- [What needs to be done]:
Restate all data exactly. No images.

......

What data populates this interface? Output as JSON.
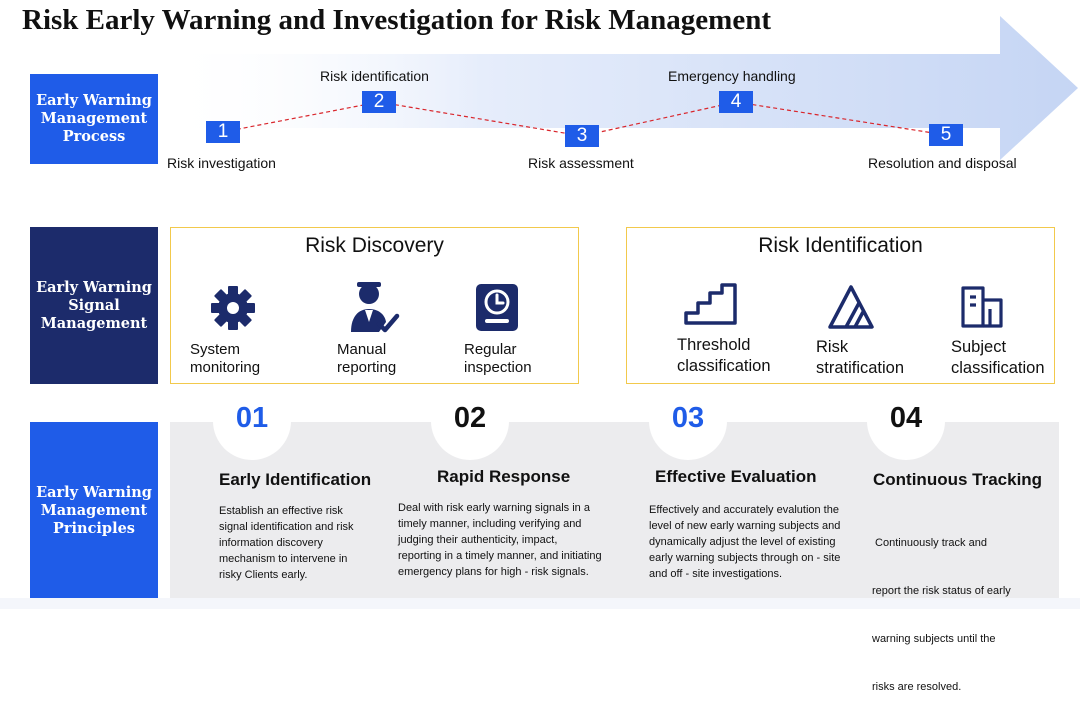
{
  "title": "Risk Early Warning and Investigation for Risk Management",
  "colors": {
    "bright_blue": "#1f5ce8",
    "navy": "#1c2b6b",
    "gold": "#f2c94c",
    "light_gray": "#ececee"
  },
  "sections": [
    {
      "label_lines": [
        "Early Warning",
        "Management",
        "Process"
      ],
      "color": "#1f5ce8"
    },
    {
      "label_lines": [
        "Early Warning",
        "Signal",
        "Management"
      ],
      "color": "#1c2b6b"
    },
    {
      "label_lines": [
        "Early Warning",
        "Management",
        "Principles"
      ],
      "color": "#1f5ce8"
    }
  ],
  "process_steps": [
    {
      "number": "1",
      "label": "Risk investigation"
    },
    {
      "number": "2",
      "label": "Risk identification"
    },
    {
      "number": "3",
      "label": "Risk assessment"
    },
    {
      "number": "4",
      "label": "Emergency handling"
    },
    {
      "number": "5",
      "label": "Resolution and disposal"
    }
  ],
  "risk_discovery": {
    "title": "Risk Discovery",
    "items": [
      {
        "icon": "gear-icon",
        "lines": [
          "System",
          "monitoring"
        ]
      },
      {
        "icon": "person-check-icon",
        "lines": [
          "Manual",
          "reporting"
        ]
      },
      {
        "icon": "clock-clipboard-icon",
        "lines": [
          "Regular",
          "inspection"
        ]
      }
    ]
  },
  "risk_identification": {
    "title": "Risk Identification",
    "items": [
      {
        "icon": "stairs-icon",
        "lines": [
          "Threshold",
          "classification"
        ]
      },
      {
        "icon": "triangle-layers-icon",
        "lines": [
          "Risk",
          "stratification"
        ]
      },
      {
        "icon": "building-icon",
        "lines": [
          "Subject",
          "classification"
        ]
      }
    ]
  },
  "principles": [
    {
      "number": "01",
      "color": "#1f5ce8",
      "title": "Early Identification",
      "lines": [
        "Establish an effective risk",
        "signal identification and risk",
        "information discovery",
        "mechanism to intervene in",
        "risky Clients early."
      ]
    },
    {
      "number": "02",
      "color": "#111111",
      "title": "Rapid Response",
      "lines": [
        "Deal with risk early warning signals in a",
        "timely manner, including verifying and",
        "judging their authenticity, impact,",
        "reporting in a timely manner, and initiating",
        "emergency plans for high - risk signals."
      ]
    },
    {
      "number": "03",
      "color": "#1f5ce8",
      "title": "Effective Evaluation",
      "lines": [
        "Effectively and accurately evalution the",
        "level of new early warning subjects and",
        "dynamically adjust the level of existing",
        "early warning subjects through on - site",
        "and off - site investigations."
      ]
    },
    {
      "number": "04",
      "color": "#111111",
      "title": "Continuous Tracking",
      "lines": [
        " Continuously track and",
        "report the risk status of early",
        "warning subjects until the",
        "risks are resolved."
      ]
    }
  ]
}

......

- [Answer]:
What data populates this interface? Output as JSON.
{
  "title": "Risk Early Warning and Investigation for Risk Management",
  "colors": {
    "bright_blue": "#1f5ce8",
    "navy": "#1c2b6b",
    "gold": "#f2c94c",
    "light_gray": "#ececee"
  },
  "sections": [
    {
      "label_lines": [
        "Early Warning",
        "Management",
        "Process"
      ],
      "color": "#1f5ce8"
    },
    {
      "label_lines": [
        "Early Warning",
        "Signal",
        "Management"
      ],
      "color": "#1c2b6b"
    },
    {
      "label_lines": [
        "Early Warning",
        "Management",
        "Principles"
      ],
      "color": "#1f5ce8"
    }
  ],
  "process_steps": [
    {
      "number": "1",
      "label": "Risk investigation"
    },
    {
      "number": "2",
      "label": "Risk identification"
    },
    {
      "number": "3",
      "label": "Risk assessment"
    },
    {
      "number": "4",
      "label": "Emergency handling"
    },
    {
      "number": "5",
      "label": "Resolution and disposal"
    }
  ],
  "risk_discovery": {
    "title": "Risk Discovery",
    "items": [
      {
        "icon": "gear-icon",
        "lines": [
          "System",
          "monitoring"
        ]
      },
      {
        "icon": "person-check-icon",
        "lines": [
          "Manual",
          "reporting"
        ]
      },
      {
        "icon": "clock-clipboard-icon",
        "lines": [
          "Regular",
          "inspection"
        ]
      }
    ]
  },
  "risk_identification": {
    "title": "Risk Identification",
    "items": [
      {
        "icon": "stairs-icon",
        "lines": [
          "Threshold",
          "classification"
        ]
      },
      {
        "icon": "triangle-layers-icon",
        "lines": [
          "Risk",
          "stratification"
        ]
      },
      {
        "icon": "building-icon",
        "lines": [
          "Subject",
          "classification"
        ]
      }
    ]
  },
  "principles": [
    {
      "number": "01",
      "color": "#1f5ce8",
      "title": "Early Identification",
      "lines": [
        "Establish an effective risk",
        "signal identification and risk",
        "information discovery",
        "mechanism to intervene in",
        "risky Clients early."
      ]
    },
    {
      "number": "02",
      "color": "#111111",
      "title": "Rapid Response",
      "lines": [
        "Deal with risk early warning signals in a",
        "timely manner, including verifying and",
        "judging their authenticity, impact,",
        "reporting in a timely manner, and initiating",
        "emergency plans for high - risk signals."
      ]
    },
    {
      "number": "03",
      "color": "#1f5ce8",
      "title": "Effective Evaluation",
      "lines": [
        "Effectively and accurately evalution the",
        "level of new early warning subjects and",
        "dynamically adjust the level of existing",
        "early warning subjects through on - site",
        "and off - site investigations."
      ]
    },
    {
      "number": "04",
      "color": "#111111",
      "title": "Continuous Tracking",
      "lines": [
        " Continuously track and",
        "report the risk status of early",
        "warning subjects until the",
        "risks are resolved."
      ]
    }
  ]
}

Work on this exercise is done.